I hired into the Lansing Board of Water and Light as a laborer. Four years later, I applied for the lineman apprenticeship because the pay looked amazing to me. I was athletic, not scared of heights and didn’t know I should be scared of electricity. I started my apprenticeship in 1990, so I’ve been doing this for 23 years. For the last six years, I’ve worked as a trouble person at my company.
Day in the Life
I work as a first responder for customer calls that include power-outs, wire down, car/pole accidents or limbs on wires. If I can’t fix it, I have a crew called in. There are two of us in this position in our company, so we cover calls 24/7 between our 8-hour shifts. I get a lot of overtime being on call, but I love it.
At my job, every day is different.
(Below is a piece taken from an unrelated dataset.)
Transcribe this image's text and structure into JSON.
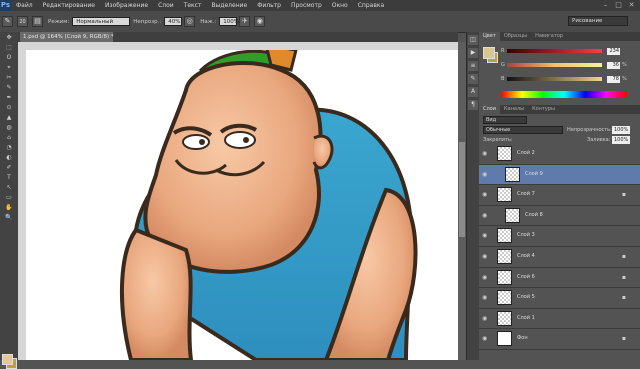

It’s a lot of problem solving and challenging. It keeps me in shape physically and mentally. It’s rewarding to respond to a customer outage call and within minutes, fix a few connections and restore power for someone expecting a more frustrating or expensive solution.
Sometimes a lineman’s life depends on thinking quickly or reacting instinctively. One afternoon, responding to a flickering lights call, I was up in my 42-ft bucket truck checking connections at the pole. I had squeezed the bucket between the secondary and phone lines to reach the customer’s connections. Because of a poor design on the bucket, the control levers extended a couple inches above the rim of the bucket. I had to duck down in the bucket with my hand on the controls swinging me back out of the lines. As I stood up and released the lever, the bucket continued to swing. I realized the bottom leg of the secondary was caught on the lever, keeping it activated.
As the bucket was swinging, I was quickly becoming an arrow in a giant bow. I had seconds to decide what to do before I was either decapitated or became a human slingshot. I crouched down in the bucket, braced myself with everything I had and prayed. The wire let go, and I felt the bucket launch. By the grace of God, I wasn’t thrown out, and the truck didn’t tip over. I ended up with a bruised and sore elbow, but alive.
Every lineman has stories that emphasize that you always have to be ready to react and stay level-headed. After that incident, the controls on that truck were changed immediately.
Storms offer an invaluable learning experience. You can learn more in one good storm than a couple of years in disciplined training. For example, one day, a wind brought about 12 spans of transmission line and poles right down in the middle of a highway during the 5 p.m. rush hour. I was on the first crew called in and saw how the equipment, tools, supplies and manpower were rushed in to start the restoration. It’s exhilarating to be part of setting the new poles, bolting on those huge insulators, coordinating the cranes to lift the wires back up into position and turning chaos back to order.
Life as a Line Worker
When you work as a lineman, you face shoulder, elbow, knee and wrist injuries, challenging weather conditions and lack of sleep from long days and nights. While this job isn’t for everyone, I couldn’t imagine my life without it. I look forward to work every day, and my coworkers are part of my family. There is a camaraderie that doesn’t exist in many professions.
Male or female, if you like to push your limits and see what you’re truly capable of mentally and physically, the personal rewards are endless. You never stop learning about the job and about yourself. I am grateful to have had the chance to work as a line worker and for the company that provided me with that opportunity.